The refrains have been said for years. Government has more than enough money to pay for everything. Government needs to cut back its expenses and live within its means. Government needs to get rid of waste, top heavy management, unnecessary services, etc. Government needs to get its hands out of taxpayers’ pockets.
This always sounds great and is easy to sell. The tough part, the part these same folks never step up to do, is to identify specifically, not in platitudes like above, but specifically, where should government wield the knife?
It is clear the first platitude in current times is ridiculous. If government is so awash in money, then why is every level of government suffering? If the state government truly has all the money it needs, then why did a recent court decision declare that state is not fulfilling its constitutional duty to fully and amply fund education?
Right now, if the state were to follow through on the court order to do its paramount duty and provide all the monies necessary for K-12 education, there would be very little left over for everything else.
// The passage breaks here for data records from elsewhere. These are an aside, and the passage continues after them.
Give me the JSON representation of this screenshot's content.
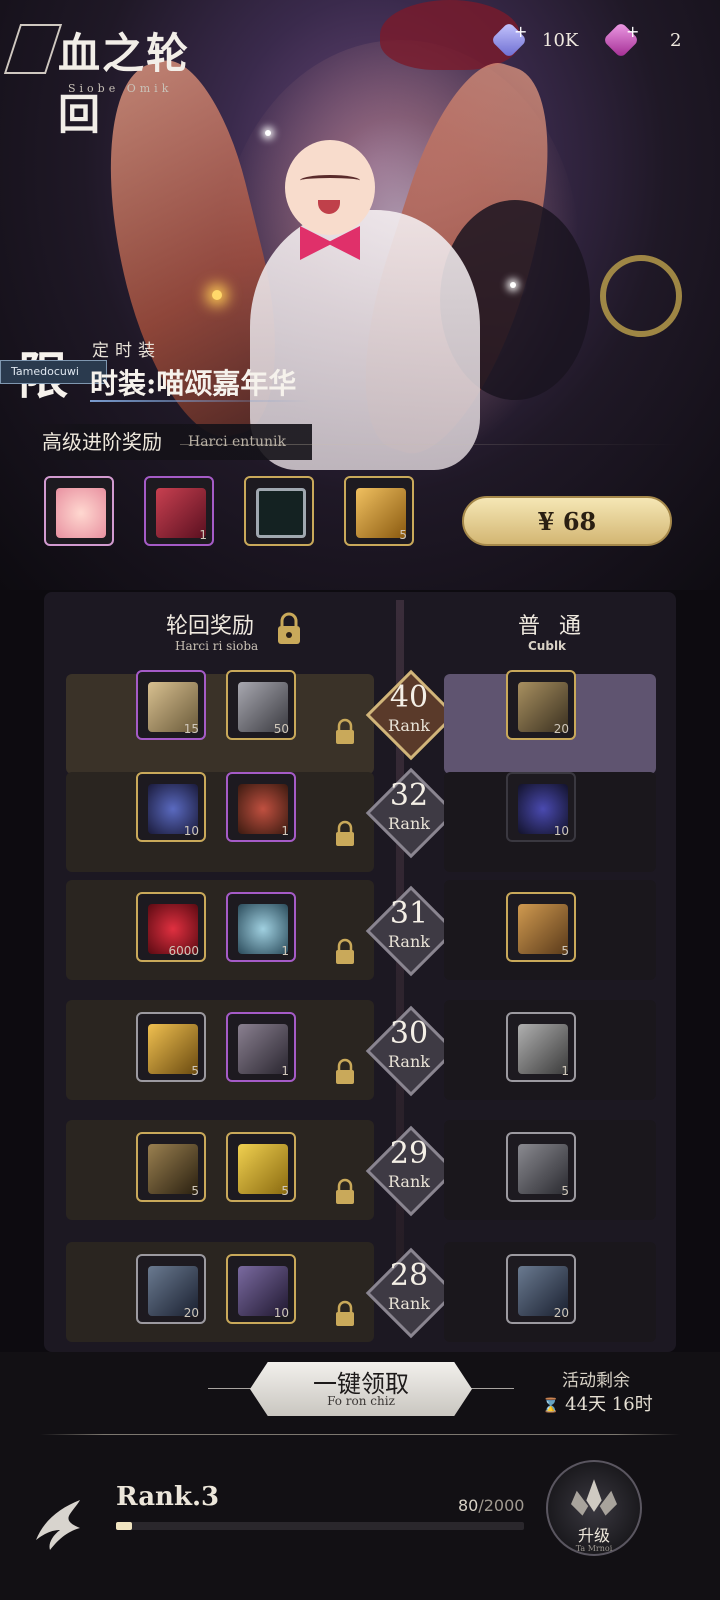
{
  "logo": {
    "title": "血之轮回",
    "subtitle": "Siobe Omik"
  },
  "currencies": [
    {
      "name": "crystal-blue",
      "value": "10K",
      "color": "#8a8ae6"
    },
    {
      "name": "crystal-pink",
      "value": "2",
      "color": "#d04ac0"
    }
  ],
  "outfit": {
    "limited_char": "限",
    "limited_badge": "Tamedocuwi",
    "timed_label": "定时装",
    "name": "时装:喵颂嘉年华"
  },
  "advanced": {
    "title": "高级进阶奖励",
    "subtitle": "Harci entunik"
  },
  "preview_items": [
    {
      "name": "avatar-reward",
      "count": "",
      "color": "#f0b0b8"
    },
    {
      "name": "red-book",
      "count": "1",
      "color": "#9a2a3a"
    },
    {
      "name": "frame-reward",
      "count": "",
      "color": "#2a3a3a"
    },
    {
      "name": "golden-scroll",
      "count": "5",
      "color": "#c88a30"
    }
  ],
  "purchase": {
    "price": "¥ 68"
  },
  "columns": {
    "left": {
      "title": "轮回奖励",
      "subtitle": "Harci ri sioba"
    },
    "right": {
      "title": "普 通",
      "subtitle": "Cublk"
    }
  },
  "rank_word": "Rank",
  "rows": [
    {
      "rank": "40",
      "left": [
        {
          "count": "15",
          "color": "#8a7a55"
        },
        {
          "count": "50",
          "color": "#6a6a70"
        }
      ],
      "right": {
        "count": "20",
        "color": "#6a5a3a"
      }
    },
    {
      "rank": "32",
      "left": [
        {
          "count": "10",
          "color": "#3a3a7a"
        },
        {
          "count": "1",
          "color": "#8a3a2a"
        }
      ],
      "right": {
        "count": "10",
        "color": "#3a3a6a"
      }
    },
    {
      "rank": "31",
      "left": [
        {
          "count": "6000",
          "color": "#9a1a2a"
        },
        {
          "count": "1",
          "color": "#5a8a9a"
        }
      ],
      "right": {
        "count": "5",
        "color": "#8a6a3a"
      }
    },
    {
      "rank": "30",
      "left": [
        {
          "count": "5",
          "color": "#8a6a20"
        },
        {
          "count": "1",
          "color": "#5a5560"
        }
      ],
      "right": {
        "count": "1",
        "color": "#6a6a6a"
      }
    },
    {
      "rank": "29",
      "left": [
        {
          "count": "5",
          "color": "#5a4a30"
        },
        {
          "count": "5",
          "color": "#c8a030"
        }
      ],
      "right": {
        "count": "5",
        "color": "#4a4a50"
      }
    },
    {
      "rank": "28",
      "left": [
        {
          "count": "20",
          "color": "#3a4a5a"
        },
        {
          "count": "10",
          "color": "#4a3a6a"
        }
      ],
      "right": {
        "count": "20",
        "color": "#3a4a5a"
      }
    }
  ],
  "claim": {
    "title": "一键领取",
    "subtitle": "Fo ron chiz"
  },
  "remaining": {
    "label": "活动剩余",
    "value": "44天 16时"
  },
  "player": {
    "rank_label": "Rank.3",
    "exp_current": "80",
    "exp_max": "/2000",
    "progress": 0.04
  },
  "upgrade": {
    "label": "升级",
    "subtitle": "Ta Mrnoi"
  }
}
But, maybe that is what needs to be done: pay out for schooling and leave everything else the leftovers. That might drive home the point that there is not enough to go around.
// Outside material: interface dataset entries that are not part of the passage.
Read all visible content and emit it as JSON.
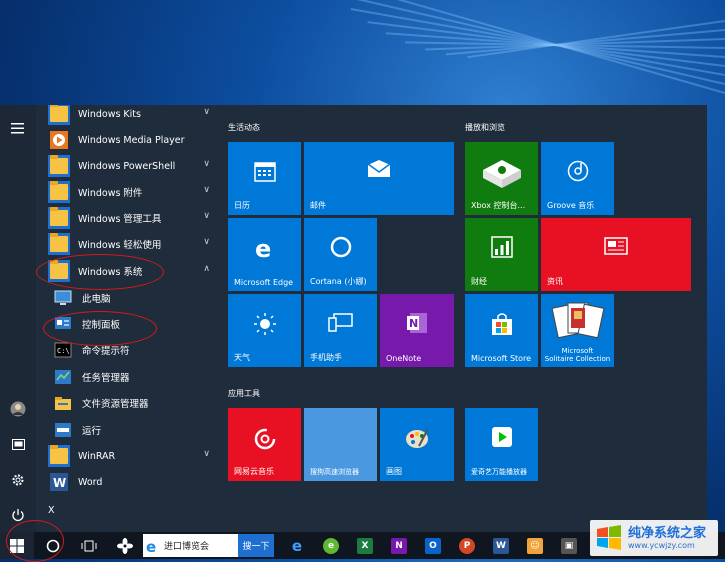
{
  "app_list": [
    {
      "label": "Windows Kits",
      "type": "folder",
      "chevron": "∨"
    },
    {
      "label": "Windows Media Player",
      "type": "media"
    },
    {
      "label": "Windows PowerShell",
      "type": "folder",
      "chevron": "∨"
    },
    {
      "label": "Windows 附件",
      "type": "folder",
      "chevron": "∨"
    },
    {
      "label": "Windows 管理工具",
      "type": "folder",
      "chevron": "∨"
    },
    {
      "label": "Windows 轻松使用",
      "type": "folder",
      "chevron": "∨"
    },
    {
      "label": "Windows 系统",
      "type": "folder",
      "chevron": "∧"
    },
    {
      "label": "此电脑",
      "type": "pc",
      "sub": true
    },
    {
      "label": "控制面板",
      "type": "cp",
      "sub": true
    },
    {
      "label": "命令提示符",
      "type": "cmd",
      "sub": true
    },
    {
      "label": "任务管理器",
      "type": "task",
      "sub": true
    },
    {
      "label": "文件资源管理器",
      "type": "explorer",
      "sub": true
    },
    {
      "label": "运行",
      "type": "run",
      "sub": true
    },
    {
      "label": "WinRAR",
      "type": "folder",
      "chevron": "∨"
    },
    {
      "label": "Word",
      "type": "word"
    },
    {
      "label": "X",
      "type": "letter"
    }
  ],
  "groups": {
    "g1": "生活动态",
    "g2": "播放和浏览",
    "g3": "应用工具"
  },
  "tiles": {
    "calendar": "日历",
    "mail": "邮件",
    "xbox": "Xbox 控制台...",
    "groove": "Groove 音乐",
    "edge": "Microsoft Edge",
    "cortana": "Cortana (小娜)",
    "finance": "财经",
    "news": "资讯",
    "weather": "天气",
    "phone": "手机助手",
    "onenote": "OneNote",
    "store": "Microsoft Store",
    "solitaire": "Microsoft\nSolitaire Collection",
    "netease": "网易云音乐",
    "sogou": "搜狗高速浏览器",
    "paint": "画图",
    "iqiyi": "爱奇艺万能播放器"
  },
  "taskbar": {
    "search_text": "进口博览会",
    "search_button": "搜一下"
  },
  "watermark": {
    "title": "纯净系统之家",
    "url": "www.ycwjzy.com"
  },
  "colors": {
    "tile_blue": "#0078d7",
    "tile_green": "#107c10",
    "tile_red": "#e81123",
    "tile_purple": "#7719aa",
    "annotation_red": "#d31b1b"
  }
}
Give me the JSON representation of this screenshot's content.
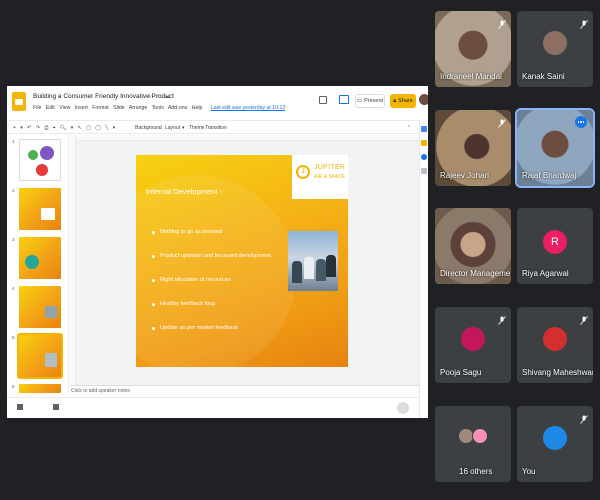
{
  "slides_app": {
    "doc_title": "Building a Consumer Friendly Innovative Product",
    "menu": [
      "File",
      "Edit",
      "View",
      "Insert",
      "Format",
      "Slide",
      "Arrange",
      "Tools",
      "Add-ons",
      "Help"
    ],
    "last_edit": "Last edit was yesterday at 10:13",
    "present_label": "Present",
    "share_label": "Share",
    "toolbar_items": [
      "Background",
      "Layout",
      "Theme",
      "Transition"
    ],
    "thumb_numbers": [
      "1",
      "2",
      "3",
      "4",
      "5",
      "6"
    ],
    "speaker_notes_placeholder": "Click to add speaker notes",
    "accent": "#f4b400"
  },
  "slide": {
    "logo_name": "JUPITER",
    "logo_sub": "AIR & SPACE",
    "heading": "Internal Development -",
    "bullets": [
      "Nothing to go as planned",
      "Product updation and focussed development",
      "Right allocation of resources",
      "Healthy feedback loop",
      "Update as per market feedback"
    ]
  },
  "participants": [
    {
      "name": "Indraneel Mandal"
    },
    {
      "name": "Kanak Saini"
    },
    {
      "name": "Rajeev Johari"
    },
    {
      "name": "Rajat Bhardwaj"
    },
    {
      "name": "Director Manageme..."
    },
    {
      "name": "Riya Agarwal",
      "initial": "R"
    },
    {
      "name": "Pooja Sagu"
    },
    {
      "name": "Shivang Maheshwari"
    },
    {
      "name": "16 others"
    },
    {
      "name": "You"
    }
  ]
}
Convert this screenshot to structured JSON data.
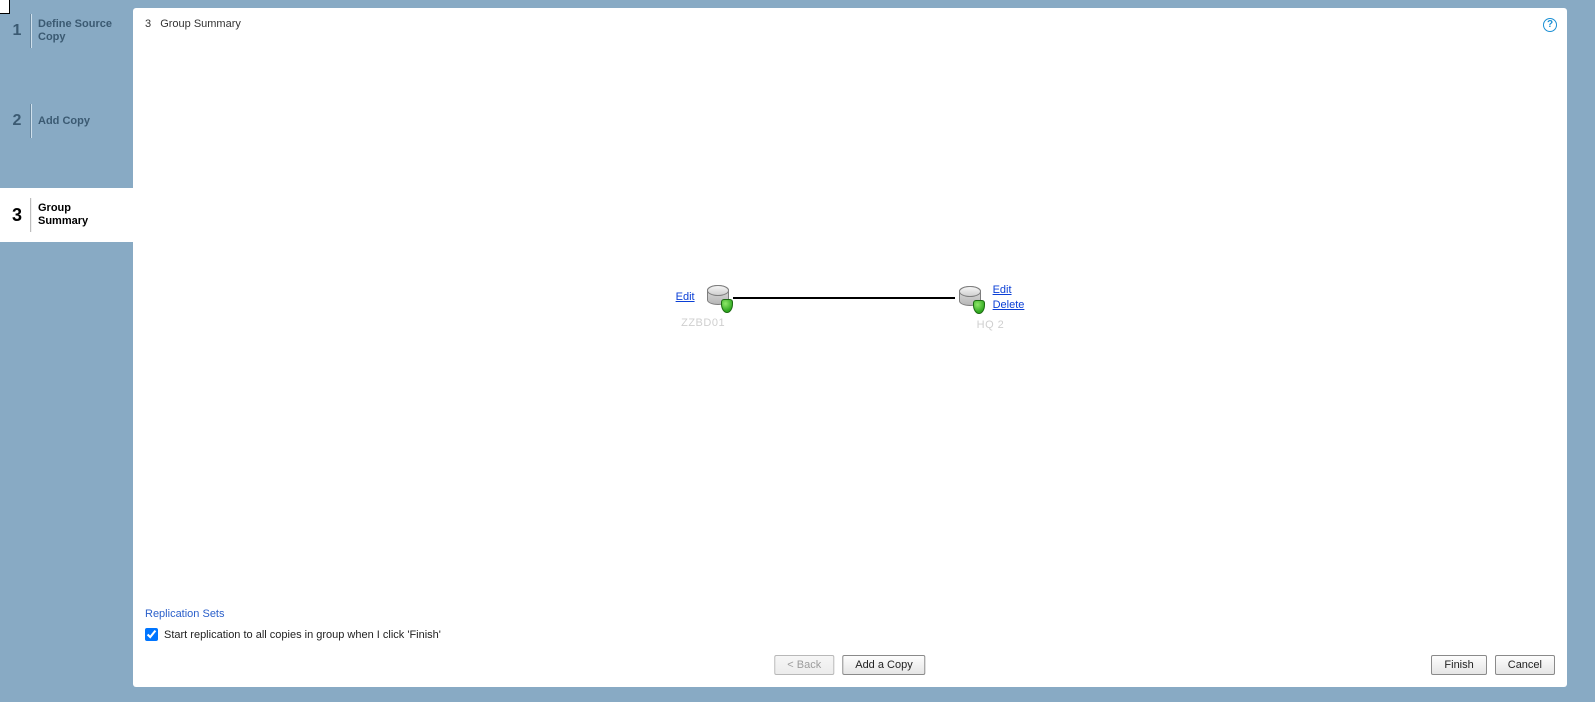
{
  "wizard": {
    "steps": [
      {
        "num": "1",
        "label": "Define Source Copy"
      },
      {
        "num": "2",
        "label": "Add Copy"
      },
      {
        "num": "3",
        "label": "Group Summary"
      }
    ],
    "active_index": 2
  },
  "header": {
    "num": "3",
    "title": "Group Summary"
  },
  "help_tooltip": "?",
  "diagram": {
    "source": {
      "edit_label": "Edit",
      "caption": "ZZBD01"
    },
    "target": {
      "edit_label": "Edit",
      "delete_label": "Delete",
      "caption": "HQ 2"
    }
  },
  "bottom": {
    "replication_sets_label": "Replication Sets",
    "start_replication_label": "Start replication to all copies in group when I click 'Finish'",
    "start_replication_checked": true
  },
  "buttons": {
    "back": "< Back",
    "add_copy": "Add a Copy",
    "finish": "Finish",
    "cancel": "Cancel"
  }
}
The second platitude is no better. Government is cutting back because their means have decreased. The problem is that the cuts are really hitting home for many different groups. There has been a consistent march on Olympia from the various constituencies to protect their funding.
So, which programs that serve the public should be eliminated? Or what should be cut back? What really isn’t necessary that government currently is doing? Those who think they know the answers — and clearly they are out there by all their protests — step up and tell the state what it is obviously not seeing.
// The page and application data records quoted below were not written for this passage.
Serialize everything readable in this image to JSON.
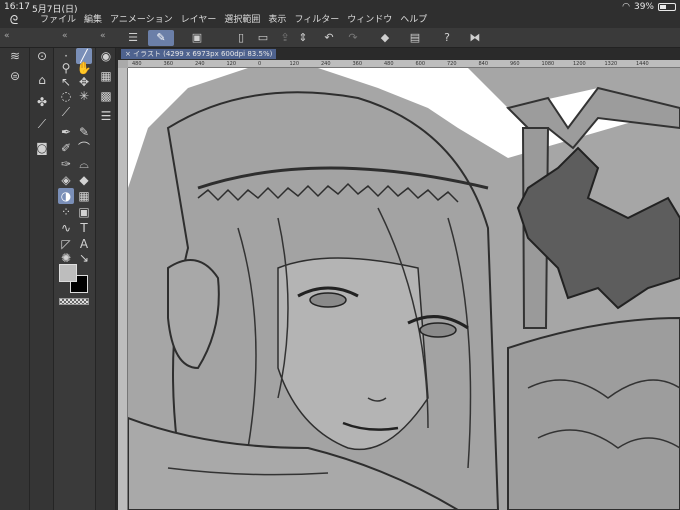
{
  "status": {
    "time": "16:17",
    "date": "5月7日(日)",
    "battery_percent": "39%",
    "battery_level": 0.39
  },
  "menu": [
    "ファイル",
    "編集",
    "アニメーション",
    "レイヤー",
    "選択範囲",
    "表示",
    "フィルター",
    "ウィンドウ",
    "ヘルプ"
  ],
  "toolbar": {
    "collapse_left": "«",
    "collapse_right": "«"
  },
  "canvas": {
    "tab_label": "× イラスト (4299 x 6973px 600dpi 83.5%)"
  },
  "ruler": {
    "ticks": [
      "480",
      "360",
      "240",
      "120",
      "0",
      "120",
      "240",
      "360",
      "480",
      "600",
      "720",
      "840",
      "960",
      "1080",
      "1200",
      "1320",
      "1440"
    ]
  },
  "colors": {
    "accent": "#6b7fa8",
    "main_color": "#bdbdbd",
    "sub_color": "#000000"
  }
}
The third platitude implies that government never goes after what they should. That they always leave items untouched that should be eliminated. Yet, never do the critics name what those items are that are not needed. Again, if these items are so obvious and yet the government is not seeing them, why not do one’s civic duty and provide that information?
Lastly, government should stop looking at taxpayers for funding. Well, where else is the government going to get its revenue? The money to run government has to come from somewhere. One need look no further than the backlash Kitsap County experienced from the development folks when it tried to raise its Department of Community Development fees to cover expenses to see how well that went over.
Clearly, users of government services do not wish to pay the full freight. So, that means subsidies from tax revenues. Again, the money has to come from somewhere. If those who object to government collection of their money have a better idea, then they should share it.
This is not the time to be bashful and hide one’s light under the barrel. Government is hurting and needs help. It is much easier to throw brickbats and make government to be in the wrong. It is much harder to make the actual choices, let alone be held accountable for them.
Times are tough and no one is helped by people parading as paragons of frugality and efficiency. These “contributions” are not solving the problem, they are just making it worse.